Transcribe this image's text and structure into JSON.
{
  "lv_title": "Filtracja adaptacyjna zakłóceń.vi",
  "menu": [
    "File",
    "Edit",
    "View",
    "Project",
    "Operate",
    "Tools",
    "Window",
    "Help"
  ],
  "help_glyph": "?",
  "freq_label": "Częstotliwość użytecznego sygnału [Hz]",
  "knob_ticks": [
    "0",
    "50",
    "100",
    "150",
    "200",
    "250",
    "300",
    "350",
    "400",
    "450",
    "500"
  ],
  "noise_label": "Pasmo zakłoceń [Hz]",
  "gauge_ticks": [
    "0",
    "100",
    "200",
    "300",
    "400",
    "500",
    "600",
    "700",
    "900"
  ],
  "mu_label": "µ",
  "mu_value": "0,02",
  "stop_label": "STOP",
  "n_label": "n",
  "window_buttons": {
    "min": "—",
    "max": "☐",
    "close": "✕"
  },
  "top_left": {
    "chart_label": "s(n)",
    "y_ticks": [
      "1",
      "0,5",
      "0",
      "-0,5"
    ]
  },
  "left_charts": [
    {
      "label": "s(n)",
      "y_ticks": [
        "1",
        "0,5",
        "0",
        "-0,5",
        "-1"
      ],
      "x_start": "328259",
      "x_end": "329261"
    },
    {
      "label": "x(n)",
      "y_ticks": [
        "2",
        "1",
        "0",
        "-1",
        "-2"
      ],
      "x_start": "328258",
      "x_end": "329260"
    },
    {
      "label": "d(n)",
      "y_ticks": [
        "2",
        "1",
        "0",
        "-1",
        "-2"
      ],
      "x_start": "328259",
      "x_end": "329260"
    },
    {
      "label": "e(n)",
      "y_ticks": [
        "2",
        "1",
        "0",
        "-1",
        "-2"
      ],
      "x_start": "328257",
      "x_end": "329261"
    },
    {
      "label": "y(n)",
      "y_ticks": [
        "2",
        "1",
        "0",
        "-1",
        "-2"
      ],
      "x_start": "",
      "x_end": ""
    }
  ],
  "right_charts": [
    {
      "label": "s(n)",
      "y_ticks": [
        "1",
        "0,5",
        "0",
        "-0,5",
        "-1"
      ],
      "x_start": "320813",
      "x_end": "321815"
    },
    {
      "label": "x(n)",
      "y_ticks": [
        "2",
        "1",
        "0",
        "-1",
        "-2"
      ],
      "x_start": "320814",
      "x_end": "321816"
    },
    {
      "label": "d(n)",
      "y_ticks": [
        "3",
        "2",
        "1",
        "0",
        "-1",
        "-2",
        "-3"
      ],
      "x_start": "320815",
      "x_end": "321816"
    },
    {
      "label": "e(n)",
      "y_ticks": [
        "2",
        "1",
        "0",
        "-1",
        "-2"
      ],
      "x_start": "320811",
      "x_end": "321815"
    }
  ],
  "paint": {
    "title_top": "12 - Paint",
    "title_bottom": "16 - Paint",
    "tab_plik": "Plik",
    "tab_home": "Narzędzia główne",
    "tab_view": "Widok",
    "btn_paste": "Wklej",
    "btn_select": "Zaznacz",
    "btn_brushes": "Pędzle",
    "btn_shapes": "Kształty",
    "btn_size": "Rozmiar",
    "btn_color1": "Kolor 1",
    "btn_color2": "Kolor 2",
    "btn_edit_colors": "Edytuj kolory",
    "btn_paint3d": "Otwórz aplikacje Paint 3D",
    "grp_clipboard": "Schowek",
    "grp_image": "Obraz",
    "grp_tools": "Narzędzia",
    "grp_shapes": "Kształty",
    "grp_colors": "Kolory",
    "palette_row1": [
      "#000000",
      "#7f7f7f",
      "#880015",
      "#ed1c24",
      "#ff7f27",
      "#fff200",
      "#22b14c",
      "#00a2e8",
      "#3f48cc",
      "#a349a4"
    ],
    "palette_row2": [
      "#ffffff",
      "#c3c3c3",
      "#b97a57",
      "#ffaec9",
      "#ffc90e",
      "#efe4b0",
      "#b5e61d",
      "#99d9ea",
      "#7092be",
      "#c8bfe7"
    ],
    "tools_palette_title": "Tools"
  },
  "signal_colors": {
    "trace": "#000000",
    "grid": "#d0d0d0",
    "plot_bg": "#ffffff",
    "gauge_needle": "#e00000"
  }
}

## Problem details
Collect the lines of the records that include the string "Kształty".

## Answer below
    "btn_shapes": "Kształty",
    "grp_shapes": "Kształty",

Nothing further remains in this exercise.